Tasmania’s top 10 economic contributors are (in order) processed metals, tourism, manufactured goods, wood and paper, minerals (copper, zinc, and lead ore), seafood, meat (beef and lamb), dairy products, fruit, vegetables, beer and wine, and information/communication technology. We spent quite a bit of time exploring the photographic opportunities of seafood and agricultural products. There are also many opportunities to document the wood products, mining in the far west and manufacturing areas.
This company helped us locate and book several places during the busy period between Christmas and New Year’s.
This government website is all things Tasmanian wildlife, from basic descriptions through conservation status.
Recommended Camera Gear:
DSLR body (APS-C) at a minimum (second spare full frame DSLR recommended)
28-105 mm Zoom
100-400 mm Zoom
Optional 17-40 mm Zoom
Tripod not really needed with IS/VR lenses
External flash is +/-
Smartphone or small point and shoot camera.
Small backpack or large fanny pack
The usual stuff (memory cards, extra batteries, lens cleaning supplies, laptop and external hard drive)
We highly recommend Tasmania for anyone, even it’s your first trip “down under.”

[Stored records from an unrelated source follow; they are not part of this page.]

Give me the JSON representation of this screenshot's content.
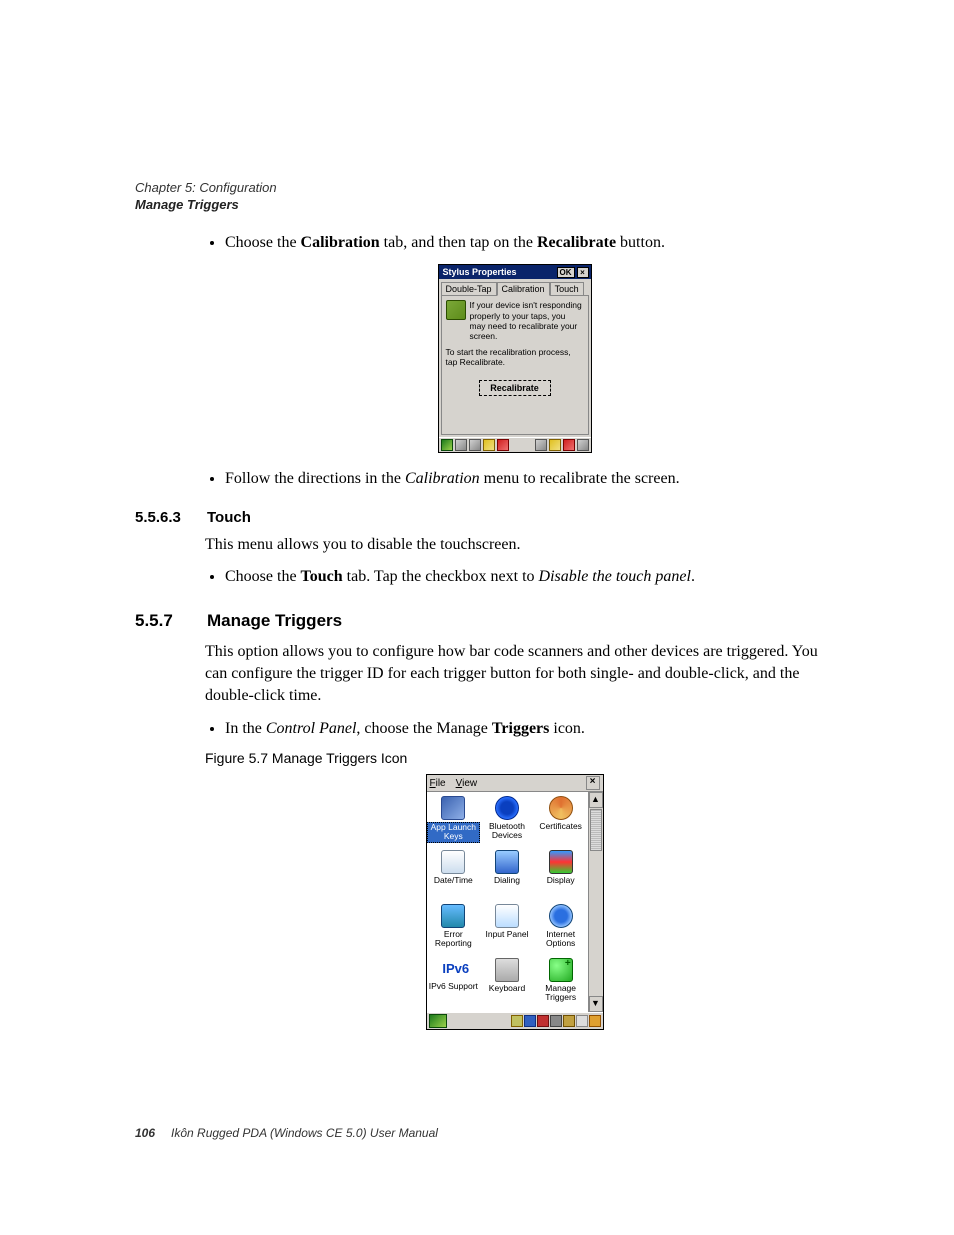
{
  "header": {
    "chapter": "Chapter 5: Configuration",
    "section": "Manage Triggers"
  },
  "body": {
    "bullet1_pre": "Choose the ",
    "bullet1_b1": "Calibration",
    "bullet1_mid": " tab, and then tap on the ",
    "bullet1_b2": "Recalibrate",
    "bullet1_post": " button.",
    "bullet2_pre": "Follow the directions in the ",
    "bullet2_i": "Calibration",
    "bullet2_post": " menu to recalibrate the screen.",
    "h563_num": "5.5.6.3",
    "h563_title": "Touch",
    "touch_para": "This menu allows you to disable the touchscreen.",
    "bullet3_pre": "Choose the ",
    "bullet3_b": "Touch",
    "bullet3_mid": " tab. Tap the checkbox next to ",
    "bullet3_i": "Disable the touch panel",
    "bullet3_post": ".",
    "h557_num": "5.5.7",
    "h557_title": "Manage Triggers",
    "mt_para": "This option allows you to configure how bar code scanners and other devices are triggered. You can configure the trigger ID for each trigger button for both single- and double-click, and the double-click time.",
    "bullet4_pre": "In the ",
    "bullet4_i": "Control Panel",
    "bullet4_mid": ", choose the Manage ",
    "bullet4_b": "Triggers",
    "bullet4_post": " icon.",
    "fig_caption": "Figure 5.7  Manage Triggers Icon"
  },
  "shot1": {
    "title": "Stylus Properties",
    "ok": "OK",
    "x": "×",
    "tabs": {
      "t1": "Double-Tap",
      "t2": "Calibration",
      "t3": "Touch"
    },
    "msg1": "If your device isn't responding properly to your taps, you may need to recalibrate your screen.",
    "msg2": "To start the recalibration process, tap Recalibrate.",
    "recal": "Recalibrate"
  },
  "shot2": {
    "menu_file": "File",
    "menu_view": "View",
    "x": "×",
    "up": "▲",
    "down": "▼",
    "items": [
      {
        "label": "App Launch Keys"
      },
      {
        "label": "Bluetooth Devices"
      },
      {
        "label": "Certificates"
      },
      {
        "label": "Date/Time"
      },
      {
        "label": "Dialing"
      },
      {
        "label": "Display"
      },
      {
        "label": "Error Reporting"
      },
      {
        "label": "Input Panel"
      },
      {
        "label": "Internet Options"
      },
      {
        "label": "IPv6 Support"
      },
      {
        "label": "Keyboard"
      },
      {
        "label": "Manage Triggers"
      }
    ],
    "ipv6": "IPv6"
  },
  "footer": {
    "page_num": "106",
    "text": "Ikôn Rugged PDA (Windows CE 5.0) User Manual"
  }
}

Views of Nature Photography
Scenic photo ops abound as you travel the island.